Back in 2009, I went to see Leonard Susskind talk in Bristol about the parallels between evolution and string theory. After the talk finished, a question was asked along these lines, Given that we live in a universe of more than three spatial dimensions [as implied by string theory], would it be outlandish to suppose that creatures have evolved to take advantage of these? This is quite an interesting thought - many examples of relatively contemporary and exotic physics have been observed in plant and animals. For example birds may use quantum effects to navigate, geckos' feet take advantage of microstructures to stick to things and butterfly wings gain their iridescent shimmer from optical interference of nanostructures.
Susskind's response to paraphrase, was something like the size of these proposed extra dimensions limits the complexity of the organism probably to the point where they could not be complex enough to take advantage of the extra dimensions. This is quite a cautious response, possibly to avoid fuelling speculation on ghosts, angels and other paranormal phenomena, however like the birds taking advantage of quantum mechanical effects, it may simply be a part of the organism that operates at this small scale - not the entire organism.
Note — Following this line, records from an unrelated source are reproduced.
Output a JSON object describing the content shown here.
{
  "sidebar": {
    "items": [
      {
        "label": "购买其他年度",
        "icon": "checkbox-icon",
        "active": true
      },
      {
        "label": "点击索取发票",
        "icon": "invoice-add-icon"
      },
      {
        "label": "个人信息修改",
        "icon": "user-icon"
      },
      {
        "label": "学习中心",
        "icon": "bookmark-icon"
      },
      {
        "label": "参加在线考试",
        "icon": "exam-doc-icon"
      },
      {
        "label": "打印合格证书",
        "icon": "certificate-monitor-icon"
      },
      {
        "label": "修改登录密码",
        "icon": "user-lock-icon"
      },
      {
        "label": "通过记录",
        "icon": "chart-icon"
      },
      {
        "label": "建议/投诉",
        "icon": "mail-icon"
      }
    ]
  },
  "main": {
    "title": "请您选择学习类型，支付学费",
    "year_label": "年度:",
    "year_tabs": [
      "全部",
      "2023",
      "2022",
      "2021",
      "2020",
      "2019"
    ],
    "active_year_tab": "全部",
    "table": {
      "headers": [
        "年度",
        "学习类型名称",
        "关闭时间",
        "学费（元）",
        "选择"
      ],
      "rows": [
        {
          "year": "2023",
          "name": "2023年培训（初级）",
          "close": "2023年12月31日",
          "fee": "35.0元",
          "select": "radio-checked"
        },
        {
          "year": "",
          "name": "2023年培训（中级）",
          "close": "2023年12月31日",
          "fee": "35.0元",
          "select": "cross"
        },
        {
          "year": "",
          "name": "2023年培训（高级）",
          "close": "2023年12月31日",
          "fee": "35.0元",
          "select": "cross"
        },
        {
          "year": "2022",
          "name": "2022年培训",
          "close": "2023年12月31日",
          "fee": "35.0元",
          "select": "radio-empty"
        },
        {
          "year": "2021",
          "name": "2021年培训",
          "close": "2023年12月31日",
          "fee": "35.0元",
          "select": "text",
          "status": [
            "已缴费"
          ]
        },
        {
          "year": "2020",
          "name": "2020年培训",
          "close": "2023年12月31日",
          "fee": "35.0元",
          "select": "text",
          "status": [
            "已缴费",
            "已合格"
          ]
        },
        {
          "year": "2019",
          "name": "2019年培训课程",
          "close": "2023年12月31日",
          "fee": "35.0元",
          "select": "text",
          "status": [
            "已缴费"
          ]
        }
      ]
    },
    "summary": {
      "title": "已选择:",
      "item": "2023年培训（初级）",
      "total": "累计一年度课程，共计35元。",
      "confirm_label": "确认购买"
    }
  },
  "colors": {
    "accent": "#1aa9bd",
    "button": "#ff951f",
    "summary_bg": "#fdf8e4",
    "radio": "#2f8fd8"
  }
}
Evolution has already been performing millions of concurrent experiments over millions of years and it remains that there has not been any evidence for extra dimensions (that we know of) that have been discovered in biology/zoology. Clearly, we have not excavated every fossil and studied every species in detail but at the very least this provides some evidence that tentatively puts the theory of evolution at loggerheads with that of string theory.
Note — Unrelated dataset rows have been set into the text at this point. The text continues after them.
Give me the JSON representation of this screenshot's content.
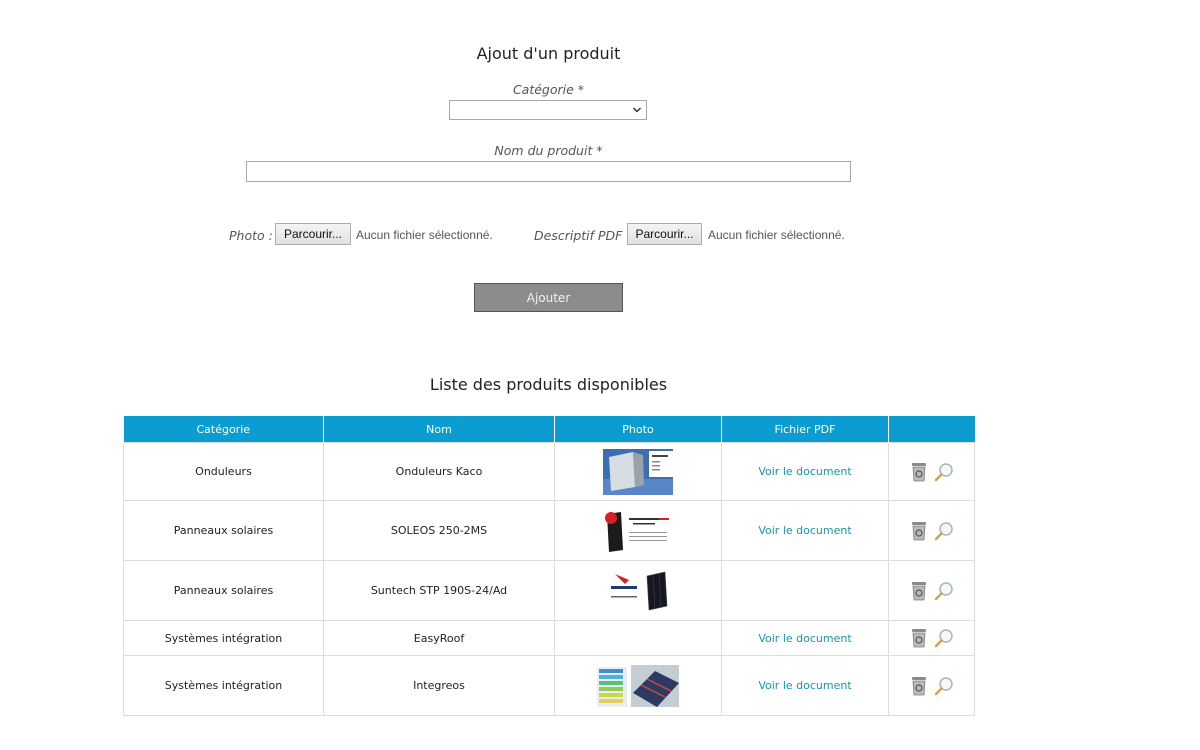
{
  "form": {
    "title": "Ajout d'un produit",
    "category_label": "Catégorie *",
    "category_value": "",
    "name_label": "Nom du produit *",
    "name_value": "",
    "photo_label": "Photo :",
    "photo_browse": "Parcourir...",
    "photo_status": "Aucun fichier sélectionné.",
    "pdf_label": "Descriptif PDF :",
    "pdf_browse": "Parcourir...",
    "pdf_status": "Aucun fichier sélectionné.",
    "submit_label": "Ajouter"
  },
  "list": {
    "title": "Liste des produits disponibles",
    "headers": [
      "Catégorie",
      "Nom",
      "Photo",
      "Fichier PDF",
      ""
    ],
    "link_label": "Voir le document",
    "rows": [
      {
        "category": "Onduleurs",
        "name": "Onduleurs Kaco",
        "photo": "inverter-photo",
        "pdf": "Voir le document"
      },
      {
        "category": "Panneaux solaires",
        "name": "SOLEOS 250-2MS",
        "photo": "soleos-panel-photo",
        "pdf": "Voir le document"
      },
      {
        "category": "Panneaux solaires",
        "name": "Suntech STP 190S-24/Ad",
        "photo": "suntech-panel-photo",
        "pdf": ""
      },
      {
        "category": "Systèmes intégration",
        "name": "EasyRoof",
        "photo": "",
        "pdf": "Voir le document"
      },
      {
        "category": "Systèmes intégration",
        "name": "Integreos",
        "photo": "integreos-photo",
        "pdf": "Voir le document"
      }
    ]
  },
  "colors": {
    "header_bg": "#0b9dd1",
    "link": "#1597a7",
    "button_bg": "#8c8c8c"
  },
  "icons": [
    "trash-icon",
    "magnifier-icon",
    "chevron-down-icon"
  ]
}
It could be that the extra dimensions are somehow not accessible to biologically evolved species of the scales we have on earth - much like there has been no evidence of general (or special) relativity being exploited by animals or plants since nothing travels fast enough - but if that is the case then this places some potentially useful limits on the theories e.g. maybe dimensions on the macro scale can be ruled out (of course it cannot be ruled out definitively since evolution is still a stochastic process which has to provide the organism with an evolutionary advantage and so it simply might not be evolutionarily favourable for an organism to take advantage of some exotic phenomenum - but it could still provide evidence against a particular theory).
A second, more interesting, possibility is that there does exist organisms that have evolved to take advantage of e.g. string theory but we just have not realised that they do or we have not found them yet. Nature then may be replete with living experiments that could confirm the validity of exotic new theories of physics.
In either of these two cases, there could be an interesting new research strategy, with crossover between physics and biology/zoology, where there is a catalogue of features on organisms whose purpose and/or mechanisms are unknown. These unknown features could provide the starting points for the search for applications of and evidence for exotic theories as well as novel applications of existing theories. In essence, it could change the search for real-world applications of exotic theories into a question of effectively data-mining a zoological catalogue.